The Dominican economy grew 6.6% in 2016, a rate above
its potential level, making it the economy that experienced the
highest growth in Latin America for the third consecutive year.
The aggregate demand was driven by the 11.1% growth in
investment, an expansion of 6.7% in exports and 4.5% in final
consumption. The annual inflation rate was 1.7%, below the
target of 4% ± 1%, and influenced by the positive supply
shock, mainly due to the relative stability of oil prices at a
level below the average of the last five years.
Given the positive supply shock that eased a substantial
growth with low inflationary pressures, the central bank kept
its policy rate unchanged at 5% until October 2016 when it was
increased to 5.5%, preventing an increase in inflationary
pressures in the short-term associated with expected increases
in oil prices, the normalisation of US monetary policy, our
main trading partner, as well as uncertainty in the markets due
to changes in US policies.
In this context of improved terms of trade, the balance of
payments results showed a reduction in the current account
deficit for the fifth consecutive year, from 1.9% of GDP in
2015 to 1.4% of GDP at the end of 2016. This result is mainly
due to the 9.3% decrease in the value of oil and oil products
imports, the increase in exports of goods by 4.4%, the growth
of tourism revenues by 9.9%, and the increase of 6.1% in family
remittances.

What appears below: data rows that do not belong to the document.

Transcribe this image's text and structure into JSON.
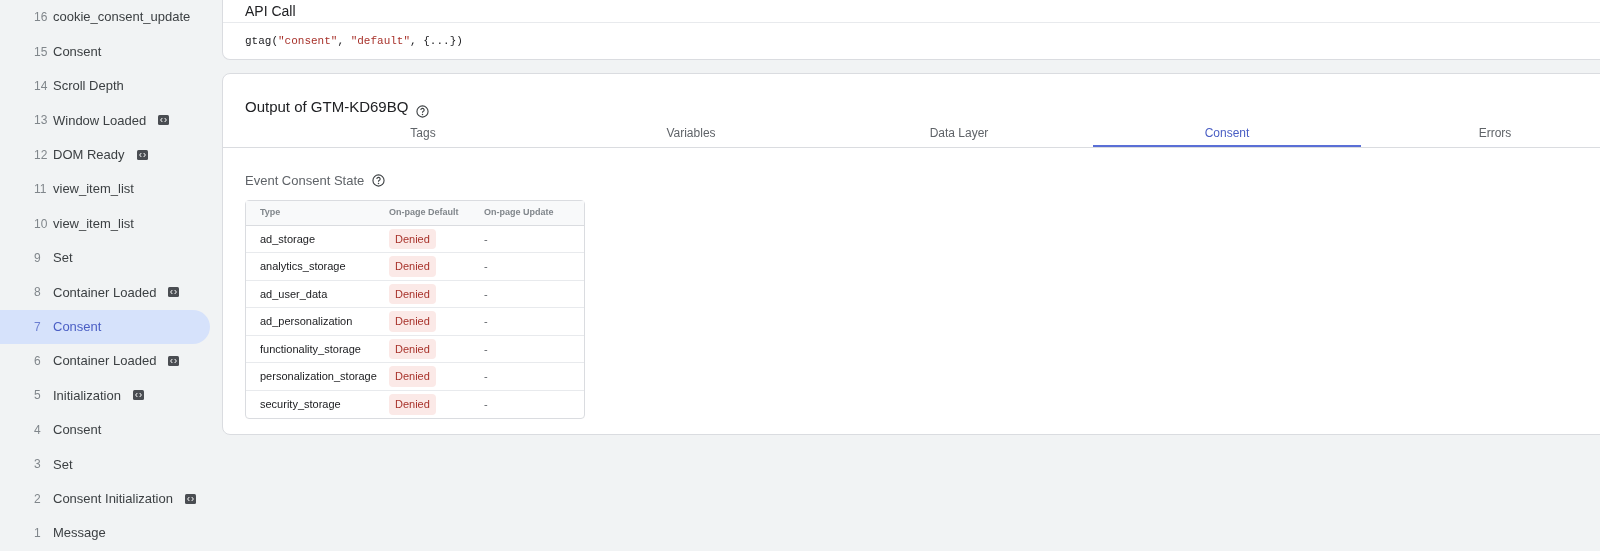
{
  "sidebar": {
    "items": [
      {
        "number": "16",
        "label": "cookie_consent_update",
        "code_badge": false,
        "selected": false
      },
      {
        "number": "15",
        "label": "Consent",
        "code_badge": false,
        "selected": false
      },
      {
        "number": "14",
        "label": "Scroll Depth",
        "code_badge": false,
        "selected": false
      },
      {
        "number": "13",
        "label": "Window Loaded",
        "code_badge": true,
        "selected": false
      },
      {
        "number": "12",
        "label": "DOM Ready",
        "code_badge": true,
        "selected": false
      },
      {
        "number": "11",
        "label": "view_item_list",
        "code_badge": false,
        "selected": false
      },
      {
        "number": "10",
        "label": "view_item_list",
        "code_badge": false,
        "selected": false
      },
      {
        "number": "9",
        "label": "Set",
        "code_badge": false,
        "selected": false
      },
      {
        "number": "8",
        "label": "Container Loaded",
        "code_badge": true,
        "selected": false
      },
      {
        "number": "7",
        "label": "Consent",
        "code_badge": false,
        "selected": true
      },
      {
        "number": "6",
        "label": "Container Loaded",
        "code_badge": true,
        "selected": false
      },
      {
        "number": "5",
        "label": "Initialization",
        "code_badge": true,
        "selected": false
      },
      {
        "number": "4",
        "label": "Consent",
        "code_badge": false,
        "selected": false
      },
      {
        "number": "3",
        "label": "Set",
        "code_badge": false,
        "selected": false
      },
      {
        "number": "2",
        "label": "Consent Initialization",
        "code_badge": true,
        "selected": false
      },
      {
        "number": "1",
        "label": "Message",
        "code_badge": false,
        "selected": false
      }
    ]
  },
  "api_call": {
    "title": "API Call",
    "code": [
      {
        "text": "gtag(",
        "kind": "plain"
      },
      {
        "text": "\"consent\"",
        "kind": "string"
      },
      {
        "text": ", ",
        "kind": "plain"
      },
      {
        "text": "\"default\"",
        "kind": "string"
      },
      {
        "text": ", {...})",
        "kind": "plain"
      }
    ]
  },
  "output": {
    "title": "Output of GTM-KD69BQ",
    "tabs": [
      {
        "label": "Tags",
        "selected": false
      },
      {
        "label": "Variables",
        "selected": false
      },
      {
        "label": "Data Layer",
        "selected": false
      },
      {
        "label": "Consent",
        "selected": true
      },
      {
        "label": "Errors",
        "selected": false
      }
    ],
    "section_title": "Event Consent State",
    "table": {
      "columns": [
        "Type",
        "On-page Default",
        "On-page Update"
      ],
      "rows": [
        {
          "type": "ad_storage",
          "default": "Denied",
          "update": "-"
        },
        {
          "type": "analytics_storage",
          "default": "Denied",
          "update": "-"
        },
        {
          "type": "ad_user_data",
          "default": "Denied",
          "update": "-"
        },
        {
          "type": "ad_personalization",
          "default": "Denied",
          "update": "-"
        },
        {
          "type": "functionality_storage",
          "default": "Denied",
          "update": "-"
        },
        {
          "type": "personalization_storage",
          "default": "Denied",
          "update": "-"
        },
        {
          "type": "security_storage",
          "default": "Denied",
          "update": "-"
        }
      ]
    }
  }
}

Investment flows in 2016 experienced an expansion
of 9.2%, mainly for activities related to tourism, real estate,
and mining. As of December 2016, gross international reserves
reached $6,047.4 million, equivalent to 3.9 months of imports,
while net international reserves amounted to $6,046.7 million,
for an increase of $781.3 million and $851.6 million,
respectively, during the period. It is important to note that
this is the highest level historically achieved.
According to preliminary figures, in 2016 government
operations showed a non-financial public sector (NFPS) deficit
of 2.8% of GDP, as part of the fiscal consolidation process
initiated since 2012.
In 2016, the Dominican financial sector experienced a
sustained expansion rate of its gross assets and liabilities,
with annual increases of 11.8% and 11.7%, respectively,
verifying in turn appropriate levels in the profitability and
quality indicators of the loan portfolio.
The macroeconomic outlook for the end of 2017 shows an
expected GDP growth of around 5.5%, driven by private
consumption and investment. The inflation rate is expected to
be at the centre of the target range as the positive supply
shock dissipates, with a low probability of significant
inflationary pressures in the monetary policy horizon. In
addition, the current account deficit of the balance of
payments is expected to be around 2% of GDP, while achieving a
significant increase in international reserves.